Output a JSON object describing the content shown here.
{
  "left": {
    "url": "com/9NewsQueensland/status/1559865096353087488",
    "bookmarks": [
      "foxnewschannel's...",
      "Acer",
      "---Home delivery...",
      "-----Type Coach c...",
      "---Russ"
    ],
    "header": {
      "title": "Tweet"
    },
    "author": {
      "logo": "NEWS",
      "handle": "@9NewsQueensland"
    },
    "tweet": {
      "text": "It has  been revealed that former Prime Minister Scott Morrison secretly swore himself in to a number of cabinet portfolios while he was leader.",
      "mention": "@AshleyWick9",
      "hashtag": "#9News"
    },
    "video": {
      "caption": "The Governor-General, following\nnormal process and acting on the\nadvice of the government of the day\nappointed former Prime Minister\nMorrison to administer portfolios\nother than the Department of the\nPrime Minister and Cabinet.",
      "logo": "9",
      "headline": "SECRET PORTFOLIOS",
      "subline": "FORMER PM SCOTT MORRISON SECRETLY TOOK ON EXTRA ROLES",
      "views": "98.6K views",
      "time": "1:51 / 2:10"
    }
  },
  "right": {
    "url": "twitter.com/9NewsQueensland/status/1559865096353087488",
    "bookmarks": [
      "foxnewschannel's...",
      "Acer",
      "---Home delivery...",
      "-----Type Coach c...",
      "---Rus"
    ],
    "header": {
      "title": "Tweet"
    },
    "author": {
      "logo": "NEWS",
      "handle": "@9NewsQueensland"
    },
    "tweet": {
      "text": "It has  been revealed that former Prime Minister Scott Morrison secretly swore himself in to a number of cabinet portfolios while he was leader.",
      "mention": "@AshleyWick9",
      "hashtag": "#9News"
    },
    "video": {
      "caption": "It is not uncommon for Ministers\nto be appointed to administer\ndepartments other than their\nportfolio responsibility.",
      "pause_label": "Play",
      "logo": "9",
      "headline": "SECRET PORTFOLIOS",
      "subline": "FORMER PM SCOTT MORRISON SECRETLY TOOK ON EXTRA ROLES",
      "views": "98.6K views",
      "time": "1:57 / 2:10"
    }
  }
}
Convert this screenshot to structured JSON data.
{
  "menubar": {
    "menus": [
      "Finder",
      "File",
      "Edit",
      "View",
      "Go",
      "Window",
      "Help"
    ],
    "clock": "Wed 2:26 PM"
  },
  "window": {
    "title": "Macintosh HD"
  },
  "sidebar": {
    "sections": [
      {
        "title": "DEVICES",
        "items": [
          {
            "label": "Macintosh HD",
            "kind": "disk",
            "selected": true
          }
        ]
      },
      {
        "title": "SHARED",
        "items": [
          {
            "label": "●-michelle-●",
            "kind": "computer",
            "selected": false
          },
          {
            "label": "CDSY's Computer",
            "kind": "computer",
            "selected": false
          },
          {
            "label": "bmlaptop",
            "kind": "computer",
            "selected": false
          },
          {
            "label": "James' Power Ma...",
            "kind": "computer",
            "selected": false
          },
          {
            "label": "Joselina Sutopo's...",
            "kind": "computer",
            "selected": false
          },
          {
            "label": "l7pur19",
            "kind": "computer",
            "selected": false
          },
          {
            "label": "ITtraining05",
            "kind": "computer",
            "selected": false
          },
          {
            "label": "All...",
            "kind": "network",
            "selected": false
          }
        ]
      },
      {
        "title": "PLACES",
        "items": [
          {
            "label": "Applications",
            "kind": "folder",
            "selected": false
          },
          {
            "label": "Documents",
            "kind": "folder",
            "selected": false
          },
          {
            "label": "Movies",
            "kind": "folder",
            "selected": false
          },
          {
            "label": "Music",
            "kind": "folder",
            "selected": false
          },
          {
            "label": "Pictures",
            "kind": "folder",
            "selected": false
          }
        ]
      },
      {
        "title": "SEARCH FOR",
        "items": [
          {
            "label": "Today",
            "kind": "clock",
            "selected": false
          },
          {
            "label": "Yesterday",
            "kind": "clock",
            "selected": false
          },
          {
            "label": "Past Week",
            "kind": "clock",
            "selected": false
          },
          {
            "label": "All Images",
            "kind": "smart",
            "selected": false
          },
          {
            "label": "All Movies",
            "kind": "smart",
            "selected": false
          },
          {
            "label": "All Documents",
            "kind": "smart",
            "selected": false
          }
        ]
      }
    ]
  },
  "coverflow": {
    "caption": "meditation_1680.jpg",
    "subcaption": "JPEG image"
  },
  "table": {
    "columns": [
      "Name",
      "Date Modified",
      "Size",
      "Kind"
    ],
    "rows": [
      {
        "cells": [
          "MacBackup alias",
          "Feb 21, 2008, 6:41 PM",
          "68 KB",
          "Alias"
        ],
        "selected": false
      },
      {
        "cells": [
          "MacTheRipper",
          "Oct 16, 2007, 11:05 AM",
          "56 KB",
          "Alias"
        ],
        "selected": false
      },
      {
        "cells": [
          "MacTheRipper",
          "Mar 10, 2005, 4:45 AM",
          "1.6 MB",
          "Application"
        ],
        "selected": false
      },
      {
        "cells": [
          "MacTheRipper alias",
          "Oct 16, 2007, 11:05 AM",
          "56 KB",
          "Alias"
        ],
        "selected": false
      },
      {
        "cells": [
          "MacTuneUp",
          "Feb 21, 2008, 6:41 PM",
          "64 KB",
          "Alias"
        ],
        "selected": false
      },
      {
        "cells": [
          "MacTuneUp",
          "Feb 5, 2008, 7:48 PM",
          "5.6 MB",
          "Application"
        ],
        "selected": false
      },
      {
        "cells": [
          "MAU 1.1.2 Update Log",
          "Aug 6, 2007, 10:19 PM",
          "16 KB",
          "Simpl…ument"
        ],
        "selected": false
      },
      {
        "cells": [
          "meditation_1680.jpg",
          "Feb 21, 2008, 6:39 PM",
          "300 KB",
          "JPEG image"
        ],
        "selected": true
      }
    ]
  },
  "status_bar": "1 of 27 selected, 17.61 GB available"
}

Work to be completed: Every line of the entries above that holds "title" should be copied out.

Response for this exercise:
      "title": "Tweet"
      "title": "Tweet"
    "title": "Macintosh HD"
        "title": "DEVICES",
        "title": "SHARED",
        "title": "PLACES",
        "title": "SEARCH FOR",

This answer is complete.